It has seemed to me fit and proper that they should be solemnly, reverently and gratefully acknowledged as with one heart and voice by the whole American People. I do therefore invite my fellow citizens in every part of the United States, and also those who are at sea and those who are sojourning in foreign lands, to set apart and observe the last Thursday of November next, as a day of Thanksgiving and Praise to our beneficent Father who dwelleth in the Heavens. And I recommend to them that while offering up the ascriptions justly due to Him for such singular deliverances and blessings, they do also, with humble penitence for our national perverseness and disobedience, commend to his tender care all those who have become widows, orphans, mourners or sufferers in the lamentable civil strife in which we are unavoidably engaged, and fervently implore the interposition of the Almighty Hand to heal the wounds of the nation and to restore it as soon as may be consistent with the Divine purposes to the full enjoyment of peace, harmony, tranquility and Union.

Lincoln saw that even in the best of times we get caught up in life and forget to thank God. In time of suffering, we think so much of our loss that we sometimes seek to blame God instead of thanking him. But it is especially at such times that we need to come together in humility. Especially at such times, we need to remember that we are in his hands.
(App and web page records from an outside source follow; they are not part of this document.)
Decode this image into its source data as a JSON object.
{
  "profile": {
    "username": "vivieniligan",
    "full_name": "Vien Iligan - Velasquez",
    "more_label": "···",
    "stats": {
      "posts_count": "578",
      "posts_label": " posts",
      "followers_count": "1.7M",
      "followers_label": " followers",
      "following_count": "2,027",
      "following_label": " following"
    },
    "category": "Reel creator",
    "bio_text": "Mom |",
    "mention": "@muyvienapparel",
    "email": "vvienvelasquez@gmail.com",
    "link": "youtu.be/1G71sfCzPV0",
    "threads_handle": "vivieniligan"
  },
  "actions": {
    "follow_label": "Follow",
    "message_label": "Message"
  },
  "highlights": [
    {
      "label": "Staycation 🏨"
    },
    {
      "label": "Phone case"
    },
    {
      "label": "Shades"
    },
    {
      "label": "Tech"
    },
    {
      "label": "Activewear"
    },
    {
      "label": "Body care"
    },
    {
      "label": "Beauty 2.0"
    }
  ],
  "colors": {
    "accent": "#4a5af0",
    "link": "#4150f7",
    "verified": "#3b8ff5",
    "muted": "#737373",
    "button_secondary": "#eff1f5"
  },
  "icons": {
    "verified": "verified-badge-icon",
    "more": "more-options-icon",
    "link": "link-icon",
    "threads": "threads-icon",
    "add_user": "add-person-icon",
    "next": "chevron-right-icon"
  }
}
Notice there is no blame in Lincoln’s decree. He didn’t blame the South. He didn’t accuse the South of rebellion. He spoke of the war as a judgment of God for our sins, for “our national perverseness and disobedience.” It wasn’t something to celebrate. It wasn’t something to revel in. But that judgment was tempered with mercy, and God still proved himself to be good.